I'm always fascinated by process, so can you tell me about yours? Do you map your novels out or go by inspiration?
Oh, I’ve tried everything; mapping, outlining, postcards, winging it. Inspiration is wonderful, but it’s only a leaping off place, an essential spark. After that it’s a hard slog through the swamp. A little bit of structure does go a long way toward getting me started, though; if I know, say, where a story is going, or what happens in part one, part two, part three, that really helps me get off page one and go forward, which is really the only direction you can go if you hope to finish a novel.
This is your debut, but I read that you first came upon the home of Mitchell 15 years ago, which sparked the idea for the book. Can you talk about how that idea crystallized into the novel?
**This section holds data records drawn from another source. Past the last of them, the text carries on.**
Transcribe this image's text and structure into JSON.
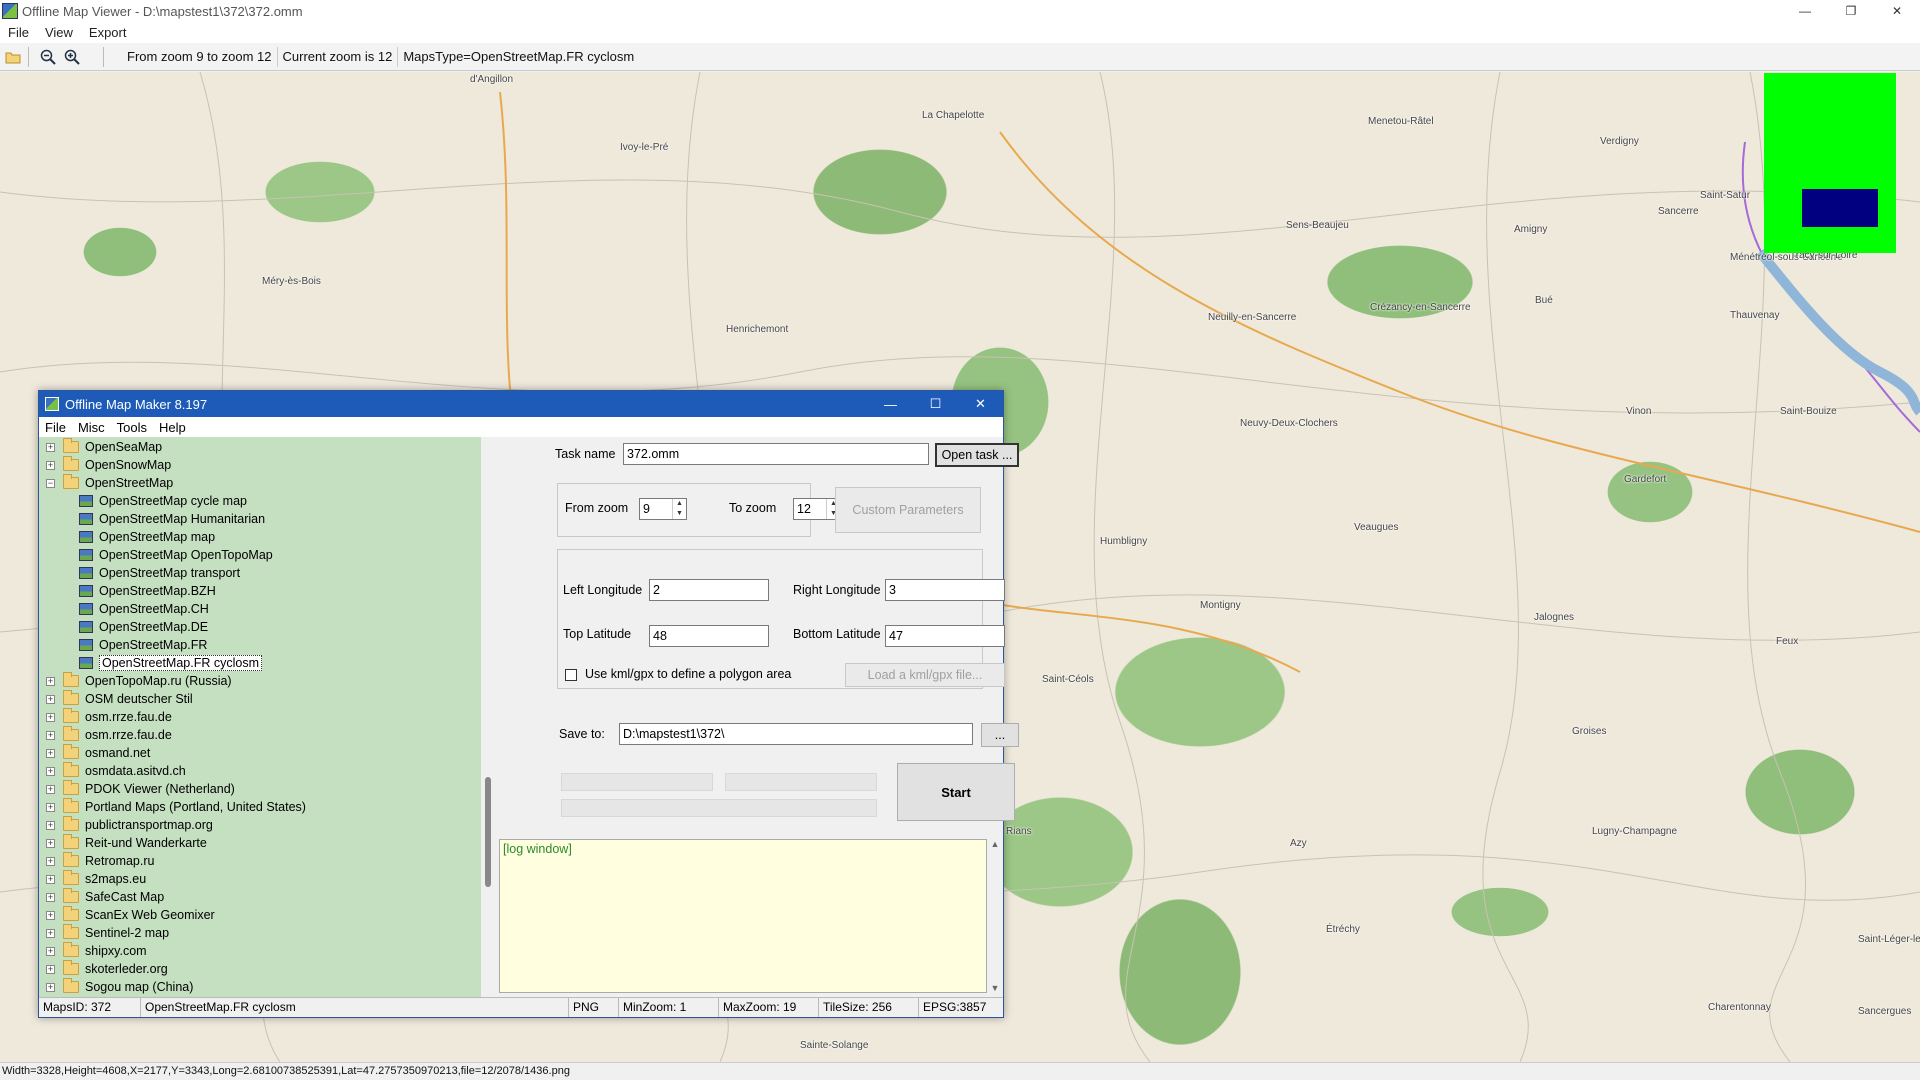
{
  "window": {
    "title": "Offline Map Viewer - D:\\mapstest1\\372\\372.omm",
    "controls": [
      "—",
      "❐",
      "✕"
    ]
  },
  "menubar": [
    "File",
    "View",
    "Export"
  ],
  "toolbar": {
    "zoom_range": "From zoom 9 to zoom 12",
    "current_zoom": "Current zoom is 12",
    "maps_type": "MapsType=OpenStreetMap.FR cyclosm"
  },
  "map": {
    "places": [
      "d'Angillon",
      "La Chapelotte",
      "Menetou-Râtel",
      "Verdigny",
      "Ivoy-le-Pré",
      "Saint-Satur",
      "Sancerre",
      "Amigny",
      "Sens-Beaujeu",
      "Ménétréol-sous-Sancerre",
      "Tracy-sur-Loire",
      "Méry-ès-Bois",
      "Henrichemont",
      "Neuilly-en-Sancerre",
      "Crézancy-en-Sancerre",
      "Bué",
      "Thauvenay",
      "Neuvy-Deux-Clochers",
      "Vinon",
      "Saint-Bouize",
      "Gardefort",
      "Humbligny",
      "Veaugues",
      "Montigny",
      "Jalognes",
      "Feux",
      "Saint-Céols",
      "Groises",
      "Lugny-Champagne",
      "Azy",
      "Rians",
      "Étréchy",
      "Charentonnay",
      "Sainte-Solange",
      "Saint-Léger-le-Petit",
      "Sancergues"
    ],
    "overview_colors": {
      "background": "#00ff00",
      "extent": "#000080"
    }
  },
  "dialog": {
    "title": "Offline Map Maker 8.197",
    "controls": [
      "—",
      "☐",
      "✕"
    ],
    "menu": [
      "File",
      "Misc",
      "Tools",
      "Help"
    ],
    "tree": [
      {
        "label": "OpenSeaMap",
        "level": 0,
        "exp": "+",
        "type": "folder"
      },
      {
        "label": "OpenSnowMap",
        "level": 0,
        "exp": "+",
        "type": "folder"
      },
      {
        "label": "OpenStreetMap",
        "level": 0,
        "exp": "−",
        "type": "folder"
      },
      {
        "label": "OpenStreetMap cycle map",
        "level": 1,
        "type": "map"
      },
      {
        "label": "OpenStreetMap Humanitarian",
        "level": 1,
        "type": "map"
      },
      {
        "label": "OpenStreetMap map",
        "level": 1,
        "type": "map"
      },
      {
        "label": "OpenStreetMap OpenTopoMap",
        "level": 1,
        "type": "map"
      },
      {
        "label": "OpenStreetMap transport",
        "level": 1,
        "type": "map"
      },
      {
        "label": "OpenStreetMap.BZH",
        "level": 1,
        "type": "map"
      },
      {
        "label": "OpenStreetMap.CH",
        "level": 1,
        "type": "map"
      },
      {
        "label": "OpenStreetMap.DE",
        "level": 1,
        "type": "map"
      },
      {
        "label": "OpenStreetMap.FR",
        "level": 1,
        "type": "map"
      },
      {
        "label": "OpenStreetMap.FR cyclosm",
        "level": 1,
        "type": "map",
        "selected": true
      },
      {
        "label": "OpenTopoMap.ru (Russia)",
        "level": 0,
        "exp": "+",
        "type": "folder"
      },
      {
        "label": "OSM deutscher Stil",
        "level": 0,
        "exp": "+",
        "type": "folder"
      },
      {
        "label": "osm.rrze.fau.de",
        "level": 0,
        "exp": "+",
        "type": "folder"
      },
      {
        "label": "osm.rrze.fau.de",
        "level": 0,
        "exp": "+",
        "type": "folder"
      },
      {
        "label": "osmand.net",
        "level": 0,
        "exp": "+",
        "type": "folder"
      },
      {
        "label": "osmdata.asitvd.ch",
        "level": 0,
        "exp": "+",
        "type": "folder"
      },
      {
        "label": "PDOK Viewer (Netherland)",
        "level": 0,
        "exp": "+",
        "type": "folder"
      },
      {
        "label": "Portland Maps (Portland, United States)",
        "level": 0,
        "exp": "+",
        "type": "folder"
      },
      {
        "label": "publictransportmap.org",
        "level": 0,
        "exp": "+",
        "type": "folder"
      },
      {
        "label": "Reit-und Wanderkarte",
        "level": 0,
        "exp": "+",
        "type": "folder"
      },
      {
        "label": "Retromap.ru",
        "level": 0,
        "exp": "+",
        "type": "folder"
      },
      {
        "label": "s2maps.eu",
        "level": 0,
        "exp": "+",
        "type": "folder"
      },
      {
        "label": "SafeCast Map",
        "level": 0,
        "exp": "+",
        "type": "folder"
      },
      {
        "label": "ScanEx Web Geomixer",
        "level": 0,
        "exp": "+",
        "type": "folder"
      },
      {
        "label": "Sentinel-2 map",
        "level": 0,
        "exp": "+",
        "type": "folder"
      },
      {
        "label": "shipxy.com",
        "level": 0,
        "exp": "+",
        "type": "folder"
      },
      {
        "label": "skoterleder.org",
        "level": 0,
        "exp": "+",
        "type": "folder"
      },
      {
        "label": "Sogou map (China)",
        "level": 0,
        "exp": "+",
        "type": "folder"
      }
    ],
    "form": {
      "task_name_label": "Task name",
      "task_name_value": "372.omm",
      "open_task_btn": "Open task ...",
      "from_zoom_label": "From zoom",
      "from_zoom_value": "9",
      "to_zoom_label": "To zoom",
      "to_zoom_value": "12",
      "custom_params_btn": "Custom Parameters",
      "left_lon_label": "Left Longitude",
      "left_lon_value": "2",
      "right_lon_label": "Right Longitude",
      "right_lon_value": "3",
      "top_lat_label": "Top Latitude",
      "top_lat_value": "48",
      "bottom_lat_label": "Bottom Latitude",
      "bottom_lat_value": "47",
      "kml_check_label": "Use kml/gpx to define a polygon area",
      "load_kml_btn": "Load a kml/gpx file...",
      "save_to_label": "Save to:",
      "save_to_value": "D:\\mapstest1\\372\\",
      "browse_btn": "...",
      "start_btn": "Start",
      "log_text": "[log window]"
    },
    "status": [
      "MapsID: 372",
      "OpenStreetMap.FR cyclosm",
      "PNG",
      "MinZoom: 1",
      "MaxZoom: 19",
      "TileSize: 256",
      "EPSG:3857"
    ]
  },
  "statusbar": "Width=3328,Height=4608,X=2177,Y=3343,Long=2.68100738525391,Lat=47.2757350970213,file=12/2078/1436.png"
}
I first learned about “Miss Mitchell” on a day trip to Nantucket in 1996 (see: glacial pace, above.). I loved the idea of a young woman, a teenager really, up on her roof, searching the sky night after night for something that would change her life. Plus an isolated island, a rigid religious community, whaleships, a country expanding yet divided... what a story! I convinced myself I had to hew unswervingly to the facts of her life, to get it “right”—but in doing so I hamstrung my story. I only realized it when Iberia lost my whole backpack of research, in 2006. (I’m still waiting for the reparation money they promised and never delivered.) After a long break from the novel during which I licked my wounds and whined, I reread what I’d written and realized that I wasn’t telling the story I wanted to tell, which was inspired by Maria Mitchell but not about her. When I started again, I was writing The Movement of Stars.
What's obsessing you now and why?
I’m really into writing short stories again, which feels like a post-novel restorative of sorts. But I’m already turning over a couple of new ideas for longer investigation that I can’t seem to let go of. I’m squirrely like that. I turn an idea over and over and store it in my tree or my cheek or my heart until I’m ready to dig in.
What question didn't I ask that I should have?
If you were stranded on a desert island and could only have one chocolate bar, what bar would it be? I’d have to say that it’s a close contest between Mast Brothers Maine Sea Salt and Equal Exchange Organic Dark Chocolate with Almonds. Can’t have the sweet without the savory.